• **SOURCE RECORDS**:
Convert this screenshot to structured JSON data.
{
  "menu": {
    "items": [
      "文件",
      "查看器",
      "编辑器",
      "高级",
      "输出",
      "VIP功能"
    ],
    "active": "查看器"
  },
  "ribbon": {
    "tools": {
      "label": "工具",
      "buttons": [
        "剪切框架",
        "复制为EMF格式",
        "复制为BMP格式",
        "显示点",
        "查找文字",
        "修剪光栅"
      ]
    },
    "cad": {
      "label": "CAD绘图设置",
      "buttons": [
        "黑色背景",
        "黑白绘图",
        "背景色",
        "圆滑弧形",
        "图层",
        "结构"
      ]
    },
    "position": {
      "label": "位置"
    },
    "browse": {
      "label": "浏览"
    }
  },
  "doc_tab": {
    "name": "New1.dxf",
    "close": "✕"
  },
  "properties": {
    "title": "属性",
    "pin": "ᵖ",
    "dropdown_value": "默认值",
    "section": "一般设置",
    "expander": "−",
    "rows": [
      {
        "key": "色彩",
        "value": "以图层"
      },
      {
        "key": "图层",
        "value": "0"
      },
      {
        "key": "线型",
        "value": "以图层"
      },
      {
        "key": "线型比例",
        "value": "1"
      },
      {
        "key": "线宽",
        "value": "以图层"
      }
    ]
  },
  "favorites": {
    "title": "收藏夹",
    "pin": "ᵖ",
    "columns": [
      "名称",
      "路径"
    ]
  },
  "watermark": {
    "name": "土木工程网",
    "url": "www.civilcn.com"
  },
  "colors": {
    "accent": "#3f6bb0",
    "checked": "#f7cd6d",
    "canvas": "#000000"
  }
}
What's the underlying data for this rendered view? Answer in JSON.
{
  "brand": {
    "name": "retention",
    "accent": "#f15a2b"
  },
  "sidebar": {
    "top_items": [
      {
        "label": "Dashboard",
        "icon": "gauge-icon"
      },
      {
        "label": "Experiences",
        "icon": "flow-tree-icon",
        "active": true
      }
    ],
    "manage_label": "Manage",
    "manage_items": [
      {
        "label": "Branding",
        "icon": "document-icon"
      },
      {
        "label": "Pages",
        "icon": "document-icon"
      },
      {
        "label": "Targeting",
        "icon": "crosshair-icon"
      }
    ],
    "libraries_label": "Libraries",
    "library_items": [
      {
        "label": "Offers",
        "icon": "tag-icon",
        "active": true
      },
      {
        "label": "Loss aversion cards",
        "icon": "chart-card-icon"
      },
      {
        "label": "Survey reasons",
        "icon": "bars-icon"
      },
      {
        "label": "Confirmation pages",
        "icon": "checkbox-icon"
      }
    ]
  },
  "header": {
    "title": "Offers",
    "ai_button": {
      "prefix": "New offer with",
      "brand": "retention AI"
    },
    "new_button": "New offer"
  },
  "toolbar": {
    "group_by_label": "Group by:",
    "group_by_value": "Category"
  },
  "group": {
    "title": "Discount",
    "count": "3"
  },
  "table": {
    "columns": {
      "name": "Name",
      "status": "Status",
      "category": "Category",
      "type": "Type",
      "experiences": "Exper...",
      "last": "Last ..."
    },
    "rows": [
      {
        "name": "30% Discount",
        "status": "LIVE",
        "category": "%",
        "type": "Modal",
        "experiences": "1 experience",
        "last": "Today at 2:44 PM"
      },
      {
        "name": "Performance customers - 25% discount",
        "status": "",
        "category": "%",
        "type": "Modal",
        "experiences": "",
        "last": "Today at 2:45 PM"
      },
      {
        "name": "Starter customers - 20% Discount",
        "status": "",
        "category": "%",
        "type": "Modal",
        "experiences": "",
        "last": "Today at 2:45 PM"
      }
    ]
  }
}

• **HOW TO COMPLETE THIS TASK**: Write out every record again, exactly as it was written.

• **TASK OUTPUT**:
Convert this screenshot to structured JSON data.
{
  "menu": {
    "items": [
      "文件",
      "查看器",
      "编辑器",
      "高级",
      "输出",
      "VIP功能"
    ],
    "active": "查看器"
  },
  "ribbon": {
    "tools": {
      "label": "工具",
      "buttons": [
        "剪切框架",
        "复制为EMF格式",
        "复制为BMP格式",
        "显示点",
        "查找文字",
        "修剪光栅"
      ]
    },
    "cad": {
      "label": "CAD绘图设置",
      "buttons": [
        "黑色背景",
        "黑白绘图",
        "背景色",
        "圆滑弧形",
        "图层",
        "结构"
      ]
    },
    "position": {
      "label": "位置"
    },
    "browse": {
      "label": "浏览"
    }
  },
  "doc_tab": {
    "name": "New1.dxf",
    "close": "✕"
  },
  "properties": {
    "title": "属性",
    "pin": "ᵖ",
    "dropdown_value": "默认值",
    "section": "一般设置",
    "expander": "−",
    "rows": [
      {
        "key": "色彩",
        "value": "以图层"
      },
      {
        "key": "图层",
        "value": "0"
      },
      {
        "key": "线型",
        "value": "以图层"
      },
      {
        "key": "线型比例",
        "value": "1"
      },
      {
        "key": "线宽",
        "value": "以图层"
      }
    ]
  },
  "favorites": {
    "title": "收藏夹",
    "pin": "ᵖ",
    "columns": [
      "名称",
      "路径"
    ]
  },
  "watermark": {
    "name": "土木工程网",
    "url": "www.civilcn.com"
  },
  "colors": {
    "accent": "#3f6bb0",
    "checked": "#f7cd6d",
    "canvas": "#000000"
  }
}
What's the underlying data for this rendered view? Answer in JSON.
{
  "brand": {
    "name": "retention",
    "accent": "#f15a2b"
  },
  "sidebar": {
    "top_items": [
      {
        "label": "Dashboard",
        "icon": "gauge-icon"
      },
      {
        "label": "Experiences",
        "icon": "flow-tree-icon",
        "active": true
      }
    ],
    "manage_label": "Manage",
    "manage_items": [
      {
        "label": "Branding",
        "icon": "document-icon"
      },
      {
        "label": "Pages",
        "icon": "document-icon"
      },
      {
        "label": "Targeting",
        "icon": "crosshair-icon"
      }
    ],
    "libraries_label": "Libraries",
    "library_items": [
      {
        "label": "Offers",
        "icon": "tag-icon",
        "active": true
      },
      {
        "label": "Loss aversion cards",
        "icon": "chart-card-icon"
      },
      {
        "label": "Survey reasons",
        "icon": "bars-icon"
      },
      {
        "label": "Confirmation pages",
        "icon": "checkbox-icon"
      }
    ]
  },
  "header": {
    "title": "Offers",
    "ai_button": {
      "prefix": "New offer with",
      "brand": "retention AI"
    },
    "new_button": "New offer"
  },
  "toolbar": {
    "group_by_label": "Group by:",
    "group_by_value": "Category"
  },
  "group": {
    "title": "Discount",
    "count": "3"
  },
  "table": {
    "columns": {
      "name": "Name",
      "status": "Status",
      "category": "Category",
      "type": "Type",
      "experiences": "Exper...",
      "last": "Last ..."
    },
    "rows": [
      {
        "name": "30% Discount",
        "status": "LIVE",
        "category": "%",
        "type": "Modal",
        "experiences": "1 experience",
        "last": "Today at 2:44 PM"
      },
      {
        "name": "Performance customers - 25% discount",
        "status": "",
        "category": "%",
        "type": "Modal",
        "experiences": "",
        "last": "Today at 2:45 PM"
      },
      {
        "name": "Starter customers - 20% Discount",
        "status": "",
        "category": "%",
        "type": "Modal",
        "experiences": "",
        "last": "Today at 2:45 PM"
      }
    ]
  }
}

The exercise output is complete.